_TRY IT_.
Look for the word "Lisää" in the records, and copy each line where it appears.

_PROVIDED RECORDS_.
◆ ◆ ◆ ◆ ◆ ◆ ◆

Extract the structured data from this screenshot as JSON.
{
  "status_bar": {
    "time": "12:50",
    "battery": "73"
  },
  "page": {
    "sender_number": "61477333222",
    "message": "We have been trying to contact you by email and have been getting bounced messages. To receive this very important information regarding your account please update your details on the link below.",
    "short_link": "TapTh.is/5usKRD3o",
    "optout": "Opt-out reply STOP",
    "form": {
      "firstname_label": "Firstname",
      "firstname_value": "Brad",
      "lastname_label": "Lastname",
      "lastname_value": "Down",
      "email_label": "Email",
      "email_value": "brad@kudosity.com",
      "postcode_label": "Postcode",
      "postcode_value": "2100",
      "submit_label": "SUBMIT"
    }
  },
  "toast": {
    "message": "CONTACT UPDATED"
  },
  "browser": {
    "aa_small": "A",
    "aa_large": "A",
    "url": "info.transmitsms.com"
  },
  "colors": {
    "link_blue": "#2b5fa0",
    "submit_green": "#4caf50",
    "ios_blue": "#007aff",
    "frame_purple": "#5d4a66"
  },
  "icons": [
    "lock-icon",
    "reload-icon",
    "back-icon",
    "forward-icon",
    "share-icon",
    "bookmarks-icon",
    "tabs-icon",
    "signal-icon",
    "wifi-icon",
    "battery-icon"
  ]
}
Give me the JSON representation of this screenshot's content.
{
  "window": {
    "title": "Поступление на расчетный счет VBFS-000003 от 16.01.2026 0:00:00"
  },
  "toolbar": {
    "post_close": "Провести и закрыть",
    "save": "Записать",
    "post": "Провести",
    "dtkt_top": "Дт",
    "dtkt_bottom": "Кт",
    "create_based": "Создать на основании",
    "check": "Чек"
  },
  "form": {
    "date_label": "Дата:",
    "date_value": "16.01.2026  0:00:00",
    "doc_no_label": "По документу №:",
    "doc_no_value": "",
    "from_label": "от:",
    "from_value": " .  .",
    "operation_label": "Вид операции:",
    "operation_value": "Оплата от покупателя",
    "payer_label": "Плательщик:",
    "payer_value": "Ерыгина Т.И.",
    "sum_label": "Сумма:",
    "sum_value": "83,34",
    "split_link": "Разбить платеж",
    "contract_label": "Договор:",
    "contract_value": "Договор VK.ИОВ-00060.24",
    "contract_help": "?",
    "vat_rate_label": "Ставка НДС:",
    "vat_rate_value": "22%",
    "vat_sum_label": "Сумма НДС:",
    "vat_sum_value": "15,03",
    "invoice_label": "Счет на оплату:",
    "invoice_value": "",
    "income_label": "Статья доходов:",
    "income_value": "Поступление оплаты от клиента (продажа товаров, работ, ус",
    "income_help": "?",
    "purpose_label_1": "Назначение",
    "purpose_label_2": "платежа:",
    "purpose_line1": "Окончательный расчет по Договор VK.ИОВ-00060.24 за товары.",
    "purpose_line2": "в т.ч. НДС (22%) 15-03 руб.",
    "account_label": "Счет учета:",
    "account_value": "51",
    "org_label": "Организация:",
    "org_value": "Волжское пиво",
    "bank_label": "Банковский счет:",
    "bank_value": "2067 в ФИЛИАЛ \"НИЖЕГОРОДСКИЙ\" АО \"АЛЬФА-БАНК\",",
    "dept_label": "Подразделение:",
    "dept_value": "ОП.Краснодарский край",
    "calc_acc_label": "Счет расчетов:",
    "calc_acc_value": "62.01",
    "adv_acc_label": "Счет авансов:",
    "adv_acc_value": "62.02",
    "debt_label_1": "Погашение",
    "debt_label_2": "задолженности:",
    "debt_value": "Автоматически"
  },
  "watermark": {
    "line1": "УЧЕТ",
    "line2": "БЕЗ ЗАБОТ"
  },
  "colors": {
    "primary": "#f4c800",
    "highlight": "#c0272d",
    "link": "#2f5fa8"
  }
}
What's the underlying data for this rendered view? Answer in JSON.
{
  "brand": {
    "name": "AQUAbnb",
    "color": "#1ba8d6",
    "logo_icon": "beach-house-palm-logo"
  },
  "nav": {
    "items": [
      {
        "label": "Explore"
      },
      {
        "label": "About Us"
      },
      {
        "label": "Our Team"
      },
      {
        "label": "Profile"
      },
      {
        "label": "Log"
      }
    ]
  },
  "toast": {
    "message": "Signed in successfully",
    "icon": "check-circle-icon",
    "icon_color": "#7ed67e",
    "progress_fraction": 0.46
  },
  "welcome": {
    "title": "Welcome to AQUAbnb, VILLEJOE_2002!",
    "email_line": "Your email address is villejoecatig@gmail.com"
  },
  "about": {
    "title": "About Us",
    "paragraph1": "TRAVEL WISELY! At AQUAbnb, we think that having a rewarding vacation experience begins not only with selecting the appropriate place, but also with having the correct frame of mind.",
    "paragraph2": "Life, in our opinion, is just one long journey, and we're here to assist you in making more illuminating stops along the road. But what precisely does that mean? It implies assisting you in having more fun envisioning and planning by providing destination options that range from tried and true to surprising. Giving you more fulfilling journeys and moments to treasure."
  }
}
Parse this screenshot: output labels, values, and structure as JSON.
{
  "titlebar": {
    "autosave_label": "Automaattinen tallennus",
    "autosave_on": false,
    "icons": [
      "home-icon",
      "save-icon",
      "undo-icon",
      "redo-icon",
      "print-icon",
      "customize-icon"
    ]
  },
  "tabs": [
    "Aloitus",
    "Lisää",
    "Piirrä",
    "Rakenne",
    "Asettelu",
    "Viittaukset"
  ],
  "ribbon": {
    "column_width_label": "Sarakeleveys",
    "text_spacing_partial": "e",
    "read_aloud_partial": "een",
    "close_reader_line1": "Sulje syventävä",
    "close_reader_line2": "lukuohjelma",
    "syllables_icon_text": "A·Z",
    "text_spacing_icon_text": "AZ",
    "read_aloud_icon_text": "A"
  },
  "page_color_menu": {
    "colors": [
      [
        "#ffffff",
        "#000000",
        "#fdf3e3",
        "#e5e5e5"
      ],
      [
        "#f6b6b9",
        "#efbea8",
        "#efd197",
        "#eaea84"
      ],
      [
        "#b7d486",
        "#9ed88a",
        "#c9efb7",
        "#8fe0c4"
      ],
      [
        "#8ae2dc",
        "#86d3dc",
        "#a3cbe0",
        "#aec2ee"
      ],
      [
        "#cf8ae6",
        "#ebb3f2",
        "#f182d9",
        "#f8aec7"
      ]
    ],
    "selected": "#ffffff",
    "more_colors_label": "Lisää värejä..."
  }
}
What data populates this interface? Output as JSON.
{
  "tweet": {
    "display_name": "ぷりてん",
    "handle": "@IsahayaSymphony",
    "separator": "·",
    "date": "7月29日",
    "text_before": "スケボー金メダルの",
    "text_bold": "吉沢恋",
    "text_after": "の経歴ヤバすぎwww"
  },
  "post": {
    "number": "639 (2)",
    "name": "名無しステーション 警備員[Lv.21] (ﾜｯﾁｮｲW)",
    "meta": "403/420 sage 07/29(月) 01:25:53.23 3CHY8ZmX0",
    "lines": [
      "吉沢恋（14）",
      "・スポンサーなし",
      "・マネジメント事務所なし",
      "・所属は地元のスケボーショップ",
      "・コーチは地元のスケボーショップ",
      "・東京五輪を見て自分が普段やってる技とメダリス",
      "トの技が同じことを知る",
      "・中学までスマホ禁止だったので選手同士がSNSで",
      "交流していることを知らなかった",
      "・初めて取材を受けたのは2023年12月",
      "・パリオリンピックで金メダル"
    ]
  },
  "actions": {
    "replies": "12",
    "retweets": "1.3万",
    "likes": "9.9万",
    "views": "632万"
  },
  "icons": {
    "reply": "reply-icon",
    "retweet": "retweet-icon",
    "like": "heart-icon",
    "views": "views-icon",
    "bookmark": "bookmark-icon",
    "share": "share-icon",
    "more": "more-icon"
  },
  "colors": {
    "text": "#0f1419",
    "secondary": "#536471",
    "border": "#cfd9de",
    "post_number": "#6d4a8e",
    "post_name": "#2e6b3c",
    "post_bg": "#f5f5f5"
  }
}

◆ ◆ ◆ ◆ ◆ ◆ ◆

_RESPONSE FOR THIS EXERCISE_.
    "Lisää",
    "more_colors_label": "Lisää värejä..."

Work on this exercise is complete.